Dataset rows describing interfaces
%%

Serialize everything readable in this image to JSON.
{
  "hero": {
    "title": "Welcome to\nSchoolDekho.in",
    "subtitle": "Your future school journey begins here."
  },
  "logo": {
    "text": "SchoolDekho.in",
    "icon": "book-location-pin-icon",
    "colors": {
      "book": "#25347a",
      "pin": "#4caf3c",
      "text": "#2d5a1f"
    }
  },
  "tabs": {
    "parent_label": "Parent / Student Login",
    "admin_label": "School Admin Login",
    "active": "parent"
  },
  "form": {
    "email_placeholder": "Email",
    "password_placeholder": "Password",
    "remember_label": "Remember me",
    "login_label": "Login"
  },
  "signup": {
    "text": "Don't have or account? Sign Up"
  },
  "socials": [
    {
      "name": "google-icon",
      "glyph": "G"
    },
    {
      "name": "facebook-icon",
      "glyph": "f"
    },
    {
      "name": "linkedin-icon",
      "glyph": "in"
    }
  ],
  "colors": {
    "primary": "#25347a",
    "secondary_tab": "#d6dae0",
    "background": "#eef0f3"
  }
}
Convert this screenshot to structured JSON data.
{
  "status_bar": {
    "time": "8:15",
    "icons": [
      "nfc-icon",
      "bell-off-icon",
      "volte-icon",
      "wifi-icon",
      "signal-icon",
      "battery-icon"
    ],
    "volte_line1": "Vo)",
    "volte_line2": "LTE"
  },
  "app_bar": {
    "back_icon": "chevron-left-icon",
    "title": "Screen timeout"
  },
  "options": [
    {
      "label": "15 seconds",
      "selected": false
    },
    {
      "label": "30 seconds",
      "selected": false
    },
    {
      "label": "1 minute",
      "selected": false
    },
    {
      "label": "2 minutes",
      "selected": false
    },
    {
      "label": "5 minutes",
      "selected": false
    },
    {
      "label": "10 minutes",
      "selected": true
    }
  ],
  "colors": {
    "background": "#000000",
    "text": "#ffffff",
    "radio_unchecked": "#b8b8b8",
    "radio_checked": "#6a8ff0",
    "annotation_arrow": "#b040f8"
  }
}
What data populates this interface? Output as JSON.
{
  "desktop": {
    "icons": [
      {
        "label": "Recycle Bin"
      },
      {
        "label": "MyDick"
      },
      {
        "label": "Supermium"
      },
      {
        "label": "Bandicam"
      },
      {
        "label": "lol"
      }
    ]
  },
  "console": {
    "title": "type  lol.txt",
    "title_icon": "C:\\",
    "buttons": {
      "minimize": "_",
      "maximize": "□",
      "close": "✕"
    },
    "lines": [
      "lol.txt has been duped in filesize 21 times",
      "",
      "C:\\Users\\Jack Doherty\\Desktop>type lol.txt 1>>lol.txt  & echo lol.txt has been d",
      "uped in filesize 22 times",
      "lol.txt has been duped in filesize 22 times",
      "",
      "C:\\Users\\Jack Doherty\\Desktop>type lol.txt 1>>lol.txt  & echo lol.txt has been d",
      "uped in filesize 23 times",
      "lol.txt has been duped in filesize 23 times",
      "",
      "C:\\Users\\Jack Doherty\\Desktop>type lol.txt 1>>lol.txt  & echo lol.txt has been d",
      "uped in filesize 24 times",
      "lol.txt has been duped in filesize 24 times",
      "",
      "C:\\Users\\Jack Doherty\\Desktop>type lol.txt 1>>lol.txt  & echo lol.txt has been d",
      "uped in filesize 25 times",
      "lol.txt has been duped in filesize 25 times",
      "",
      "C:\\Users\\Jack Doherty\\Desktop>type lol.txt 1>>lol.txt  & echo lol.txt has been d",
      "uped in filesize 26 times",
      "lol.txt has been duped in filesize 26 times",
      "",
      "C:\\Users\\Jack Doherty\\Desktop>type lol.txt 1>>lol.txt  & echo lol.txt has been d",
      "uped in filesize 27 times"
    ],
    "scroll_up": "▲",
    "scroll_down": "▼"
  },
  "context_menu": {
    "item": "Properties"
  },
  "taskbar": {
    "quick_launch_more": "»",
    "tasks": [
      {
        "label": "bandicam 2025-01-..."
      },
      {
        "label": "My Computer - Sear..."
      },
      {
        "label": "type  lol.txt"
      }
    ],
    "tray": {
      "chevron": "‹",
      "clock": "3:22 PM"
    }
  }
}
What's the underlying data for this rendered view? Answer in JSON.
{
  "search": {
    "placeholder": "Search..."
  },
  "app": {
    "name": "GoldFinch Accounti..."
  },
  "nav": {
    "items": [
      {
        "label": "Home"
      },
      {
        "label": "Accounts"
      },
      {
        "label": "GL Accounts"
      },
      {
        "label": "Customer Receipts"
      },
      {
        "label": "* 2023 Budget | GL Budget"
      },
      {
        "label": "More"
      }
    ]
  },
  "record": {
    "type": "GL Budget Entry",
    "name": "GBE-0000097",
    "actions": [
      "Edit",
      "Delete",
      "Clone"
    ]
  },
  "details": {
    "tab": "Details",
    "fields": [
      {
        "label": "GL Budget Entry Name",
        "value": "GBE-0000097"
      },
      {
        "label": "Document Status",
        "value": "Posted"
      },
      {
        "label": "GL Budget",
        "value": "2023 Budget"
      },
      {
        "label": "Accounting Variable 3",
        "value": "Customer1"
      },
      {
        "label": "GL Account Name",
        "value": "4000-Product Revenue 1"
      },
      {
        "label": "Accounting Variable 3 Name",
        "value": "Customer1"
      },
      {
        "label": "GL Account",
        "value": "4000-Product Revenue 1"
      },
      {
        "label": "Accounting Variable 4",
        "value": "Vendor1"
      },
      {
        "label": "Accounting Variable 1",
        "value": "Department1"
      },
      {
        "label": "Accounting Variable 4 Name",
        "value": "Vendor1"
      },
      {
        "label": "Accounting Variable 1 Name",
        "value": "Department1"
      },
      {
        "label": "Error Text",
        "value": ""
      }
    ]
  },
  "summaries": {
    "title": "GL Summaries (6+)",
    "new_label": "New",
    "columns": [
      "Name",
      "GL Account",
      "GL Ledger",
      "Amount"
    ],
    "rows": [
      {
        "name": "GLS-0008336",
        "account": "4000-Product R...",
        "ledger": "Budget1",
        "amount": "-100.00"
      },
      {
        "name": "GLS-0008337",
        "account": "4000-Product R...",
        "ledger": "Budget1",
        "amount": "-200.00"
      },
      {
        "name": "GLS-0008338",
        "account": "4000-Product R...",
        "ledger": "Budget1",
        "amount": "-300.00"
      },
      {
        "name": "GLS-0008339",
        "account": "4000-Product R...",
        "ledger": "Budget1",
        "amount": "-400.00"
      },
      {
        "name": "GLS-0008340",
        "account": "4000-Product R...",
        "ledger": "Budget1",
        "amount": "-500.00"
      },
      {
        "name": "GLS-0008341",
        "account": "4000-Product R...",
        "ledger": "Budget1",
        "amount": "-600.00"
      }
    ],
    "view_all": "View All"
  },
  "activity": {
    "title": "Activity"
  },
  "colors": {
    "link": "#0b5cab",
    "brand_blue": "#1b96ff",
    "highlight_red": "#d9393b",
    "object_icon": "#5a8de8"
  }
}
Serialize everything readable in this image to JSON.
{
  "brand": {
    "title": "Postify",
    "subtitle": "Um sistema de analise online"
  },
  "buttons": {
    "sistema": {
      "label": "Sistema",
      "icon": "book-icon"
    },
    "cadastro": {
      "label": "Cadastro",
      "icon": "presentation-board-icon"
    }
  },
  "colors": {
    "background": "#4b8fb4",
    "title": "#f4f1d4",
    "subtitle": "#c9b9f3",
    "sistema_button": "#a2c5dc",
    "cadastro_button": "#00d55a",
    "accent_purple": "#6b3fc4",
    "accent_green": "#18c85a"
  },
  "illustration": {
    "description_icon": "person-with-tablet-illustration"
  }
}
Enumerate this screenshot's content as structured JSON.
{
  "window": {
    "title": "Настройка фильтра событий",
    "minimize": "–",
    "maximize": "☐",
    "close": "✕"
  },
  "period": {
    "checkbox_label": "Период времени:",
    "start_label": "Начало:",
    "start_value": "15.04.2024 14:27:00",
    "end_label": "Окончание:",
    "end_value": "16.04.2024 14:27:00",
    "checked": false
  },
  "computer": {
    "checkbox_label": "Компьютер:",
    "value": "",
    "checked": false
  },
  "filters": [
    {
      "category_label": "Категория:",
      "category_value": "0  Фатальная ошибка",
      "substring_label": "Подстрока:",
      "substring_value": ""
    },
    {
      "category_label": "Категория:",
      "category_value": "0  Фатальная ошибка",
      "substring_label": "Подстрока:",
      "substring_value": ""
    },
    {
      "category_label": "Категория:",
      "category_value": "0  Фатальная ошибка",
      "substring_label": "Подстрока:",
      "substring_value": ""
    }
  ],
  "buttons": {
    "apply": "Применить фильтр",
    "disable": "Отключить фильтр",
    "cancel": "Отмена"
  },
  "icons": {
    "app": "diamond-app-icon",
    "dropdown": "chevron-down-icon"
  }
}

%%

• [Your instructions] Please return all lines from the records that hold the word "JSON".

• [Worked solution]
Serialize everything readable in this image to JSON.
Convert this screenshot to structured JSON data.
What data populates this interface? Output as JSON.
What's the underlying data for this rendered view? Answer in JSON.
Serialize everything readable in this image to JSON.
Enumerate this screenshot's content as structured JSON.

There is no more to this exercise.